Top to bottom, output the entries that follow exactly.

=== Dataset rows for apps and sites ===
-.-.-

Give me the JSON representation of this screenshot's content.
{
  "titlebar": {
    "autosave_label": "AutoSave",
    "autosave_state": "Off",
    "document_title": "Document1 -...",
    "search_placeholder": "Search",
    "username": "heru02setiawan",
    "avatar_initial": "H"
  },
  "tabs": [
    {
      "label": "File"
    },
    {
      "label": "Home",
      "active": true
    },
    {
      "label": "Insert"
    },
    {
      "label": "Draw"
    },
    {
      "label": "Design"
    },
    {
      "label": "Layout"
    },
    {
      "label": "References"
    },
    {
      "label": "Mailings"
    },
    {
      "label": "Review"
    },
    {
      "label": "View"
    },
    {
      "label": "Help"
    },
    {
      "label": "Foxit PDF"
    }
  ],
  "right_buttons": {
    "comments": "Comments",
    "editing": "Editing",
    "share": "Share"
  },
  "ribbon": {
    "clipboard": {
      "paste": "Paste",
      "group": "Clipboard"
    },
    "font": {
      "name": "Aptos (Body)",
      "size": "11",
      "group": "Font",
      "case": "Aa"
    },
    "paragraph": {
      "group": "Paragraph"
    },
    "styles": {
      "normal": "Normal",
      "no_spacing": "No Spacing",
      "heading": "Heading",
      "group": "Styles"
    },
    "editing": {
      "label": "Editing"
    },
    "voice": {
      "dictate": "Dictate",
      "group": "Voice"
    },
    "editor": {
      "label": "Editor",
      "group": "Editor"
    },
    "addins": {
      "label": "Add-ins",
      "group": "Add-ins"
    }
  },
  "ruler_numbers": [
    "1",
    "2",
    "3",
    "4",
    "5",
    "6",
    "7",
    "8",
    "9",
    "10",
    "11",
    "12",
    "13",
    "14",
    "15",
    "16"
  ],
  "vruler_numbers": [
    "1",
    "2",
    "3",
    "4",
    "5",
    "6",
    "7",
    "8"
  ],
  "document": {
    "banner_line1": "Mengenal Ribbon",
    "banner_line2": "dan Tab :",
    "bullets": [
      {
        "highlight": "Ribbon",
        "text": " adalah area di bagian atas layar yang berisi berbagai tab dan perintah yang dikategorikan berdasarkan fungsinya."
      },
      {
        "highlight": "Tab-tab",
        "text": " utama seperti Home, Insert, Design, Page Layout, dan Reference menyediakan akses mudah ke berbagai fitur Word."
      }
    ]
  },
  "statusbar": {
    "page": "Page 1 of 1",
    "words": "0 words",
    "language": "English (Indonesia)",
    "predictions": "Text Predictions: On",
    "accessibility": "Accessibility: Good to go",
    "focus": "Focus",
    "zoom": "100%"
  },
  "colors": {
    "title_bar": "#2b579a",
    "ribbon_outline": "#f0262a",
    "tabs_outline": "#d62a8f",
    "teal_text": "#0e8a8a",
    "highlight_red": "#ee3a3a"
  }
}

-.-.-

=== Written solution ===
Give me the JSON representation of this screenshot's content.
{
  "titlebar": {
    "autosave_label": "AutoSave",
    "autosave_state": "Off",
    "document_title": "Document1 -...",
    "search_placeholder": "Search",
    "username": "heru02setiawan",
    "avatar_initial": "H"
  },
  "tabs": [
    {
      "label": "File"
    },
    {
      "label": "Home",
      "active": true
    },
    {
      "label": "Insert"
    },
    {
      "label": "Draw"
    },
    {
      "label": "Design"
    },
    {
      "label": "Layout"
    },
    {
      "label": "References"
    },
    {
      "label": "Mailings"
    },
    {
      "label": "Review"
    },
    {
      "label": "View"
    },
    {
      "label": "Help"
    },
    {
      "label": "Foxit PDF"
    }
  ],
  "right_buttons": {
    "comments": "Comments",
    "editing": "Editing",
    "share": "Share"
  },
  "ribbon": {
    "clipboard": {
      "paste": "Paste",
      "group": "Clipboard"
    },
    "font": {
      "name": "Aptos (Body)",
      "size": "11",
      "group": "Font",
      "case": "Aa"
    },
    "paragraph": {
      "group": "Paragraph"
    },
    "styles": {
      "normal": "Normal",
      "no_spacing": "No Spacing",
      "heading": "Heading",
      "group": "Styles"
    },
    "editing": {
      "label": "Editing"
    },
    "voice": {
      "dictate": "Dictate",
      "group": "Voice"
    },
    "editor": {
      "label": "Editor",
      "group": "Editor"
    },
    "addins": {
      "label": "Add-ins",
      "group": "Add-ins"
    }
  },
  "ruler_numbers": [
    "1",
    "2",
    "3",
    "4",
    "5",
    "6",
    "7",
    "8",
    "9",
    "10",
    "11",
    "12",
    "13",
    "14",
    "15",
    "16"
  ],
  "vruler_numbers": [
    "1",
    "2",
    "3",
    "4",
    "5",
    "6",
    "7",
    "8"
  ],
  "document": {
    "banner_line1": "Mengenal Ribbon",
    "banner_line2": "dan Tab :",
    "bullets": [
      {
        "highlight": "Ribbon",
        "text": " adalah area di bagian atas layar yang berisi berbagai tab dan perintah yang dikategorikan berdasarkan fungsinya."
      },
      {
        "highlight": "Tab-tab",
        "text": " utama seperti Home, Insert, Design, Page Layout, dan Reference menyediakan akses mudah ke berbagai fitur Word."
      }
    ]
  },
  "statusbar": {
    "page": "Page 1 of 1",
    "words": "0 words",
    "language": "English (Indonesia)",
    "predictions": "Text Predictions: On",
    "accessibility": "Accessibility: Good to go",
    "focus": "Focus",
    "zoom": "100%"
  },
  "colors": {
    "title_bar": "#2b579a",
    "ribbon_outline": "#f0262a",
    "tabs_outline": "#d62a8f",
    "teal_text": "#0e8a8a",
    "highlight_red": "#ee3a3a"
  }
}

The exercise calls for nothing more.